• ASSIGNMENT
Exactly as written, return the entries below, minus any pictures.

Collected data entries:

>>>

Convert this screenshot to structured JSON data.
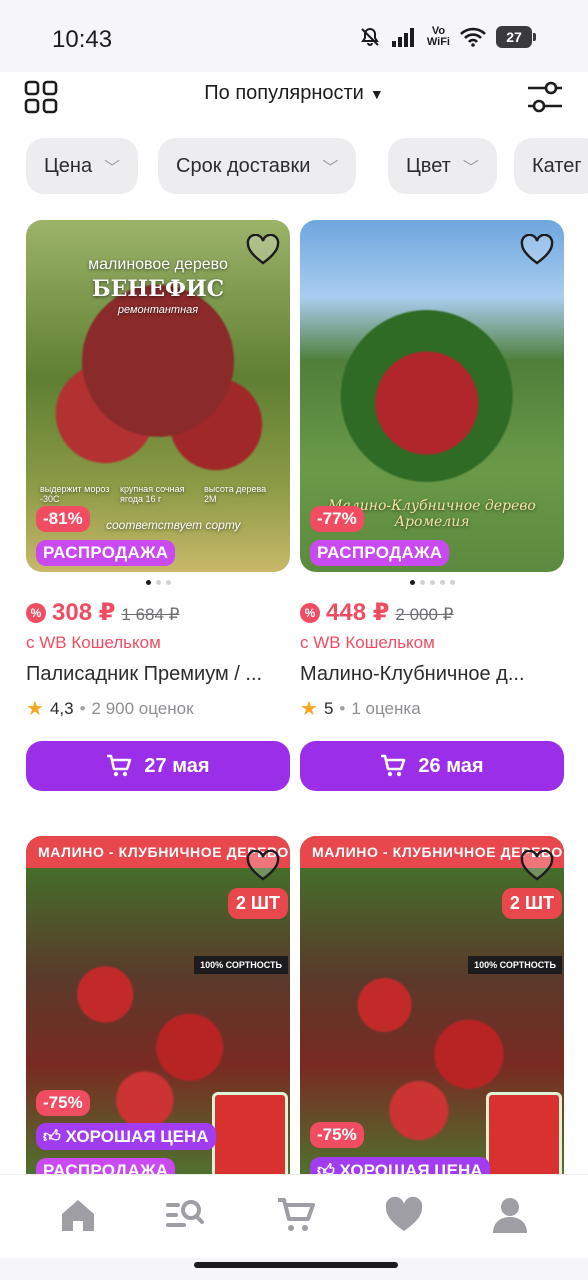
{
  "status_bar": {
    "time": "10:43",
    "network_label_top": "Vo",
    "network_label_bottom": "WiFi",
    "battery": "27"
  },
  "top_bar": {
    "sort_label": "По популярности",
    "icons": [
      "grid-icon",
      "filters-icon"
    ]
  },
  "filter_chips": [
    {
      "label": "Цена"
    },
    {
      "label": "Срок доставки"
    },
    {
      "label": "Цвет"
    },
    {
      "label": "Катег"
    }
  ],
  "products": [
    {
      "image_title": "малиновое дерево",
      "image_subtitle": "БЕНЕФИС",
      "image_note": "ремонтантная",
      "image_caption": "соответствует сорту",
      "image_features": [
        "выдержит мороз -30С",
        "крупная сочная ягода 16 г",
        "высота дерева 2М"
      ],
      "discount": "-81%",
      "badge": "РАСПРОДАЖА",
      "price": "308 ₽",
      "old_price": "1 684 ₽",
      "wallet_note": "с WB Кошельком",
      "title": "Палисадник Премиум / ...",
      "rating": "4,3",
      "reviews": "2 900 оценок",
      "delivery": "27 мая"
    },
    {
      "image_caption": "Малино-Клубничное дерево Аромелия",
      "discount": "-77%",
      "badge": "РАСПРОДАЖА",
      "price": "448 ₽",
      "old_price": "2 000 ₽",
      "wallet_note": "с WB Кошельком",
      "title": "Малино-Клубничное д...",
      "rating": "5",
      "reviews": "1 оценка",
      "delivery": "26 мая"
    },
    {
      "ribbon": "МАЛИНО - КЛУБНИЧНОЕ ДЕРЕВО",
      "qty": "2 ШТ",
      "tag": "100% СОРТНОСТЬ",
      "discount": "-75%",
      "badge_good": "ХОРОШАЯ ЦЕНА",
      "badge": "РАСПРОДАЖА"
    },
    {
      "ribbon": "МАЛИНО - КЛУБНИЧНОЕ ДЕРЕВО",
      "qty": "2 ШТ",
      "tag": "100% СОРТНОСТЬ",
      "discount": "-75%",
      "badge_good": "ХОРОШАЯ ЦЕНА"
    }
  ],
  "bottom_nav": [
    "home-icon",
    "catalog-search-icon",
    "cart-icon",
    "favorites-icon",
    "profile-icon"
  ],
  "colors": {
    "accent": "#9b2ee8",
    "price": "#f04d63",
    "sale": "#c94af0"
  }
}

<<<

• COMPLETED EXERCISE
Convert this screenshot to structured JSON data.
{
  "status_bar": {
    "time": "10:43",
    "network_label_top": "Vo",
    "network_label_bottom": "WiFi",
    "battery": "27"
  },
  "top_bar": {
    "sort_label": "По популярности",
    "icons": [
      "grid-icon",
      "filters-icon"
    ]
  },
  "filter_chips": [
    {
      "label": "Цена"
    },
    {
      "label": "Срок доставки"
    },
    {
      "label": "Цвет"
    },
    {
      "label": "Катег"
    }
  ],
  "products": [
    {
      "image_title": "малиновое дерево",
      "image_subtitle": "БЕНЕФИС",
      "image_note": "ремонтантная",
      "image_caption": "соответствует сорту",
      "image_features": [
        "выдержит мороз -30С",
        "крупная сочная ягода 16 г",
        "высота дерева 2М"
      ],
      "discount": "-81%",
      "badge": "РАСПРОДАЖА",
      "price": "308 ₽",
      "old_price": "1 684 ₽",
      "wallet_note": "с WB Кошельком",
      "title": "Палисадник Премиум / ...",
      "rating": "4,3",
      "reviews": "2 900 оценок",
      "delivery": "27 мая"
    },
    {
      "image_caption": "Малино-Клубничное дерево Аромелия",
      "discount": "-77%",
      "badge": "РАСПРОДАЖА",
      "price": "448 ₽",
      "old_price": "2 000 ₽",
      "wallet_note": "с WB Кошельком",
      "title": "Малино-Клубничное д...",
      "rating": "5",
      "reviews": "1 оценка",
      "delivery": "26 мая"
    },
    {
      "ribbon": "МАЛИНО - КЛУБНИЧНОЕ ДЕРЕВО",
      "qty": "2 ШТ",
      "tag": "100% СОРТНОСТЬ",
      "discount": "-75%",
      "badge_good": "ХОРОШАЯ ЦЕНА",
      "badge": "РАСПРОДАЖА"
    },
    {
      "ribbon": "МАЛИНО - КЛУБНИЧНОЕ ДЕРЕВО",
      "qty": "2 ШТ",
      "tag": "100% СОРТНОСТЬ",
      "discount": "-75%",
      "badge_good": "ХОРОШАЯ ЦЕНА"
    }
  ],
  "bottom_nav": [
    "home-icon",
    "catalog-search-icon",
    "cart-icon",
    "favorites-icon",
    "profile-icon"
  ],
  "colors": {
    "accent": "#9b2ee8",
    "price": "#f04d63",
    "sale": "#c94af0"
  }
}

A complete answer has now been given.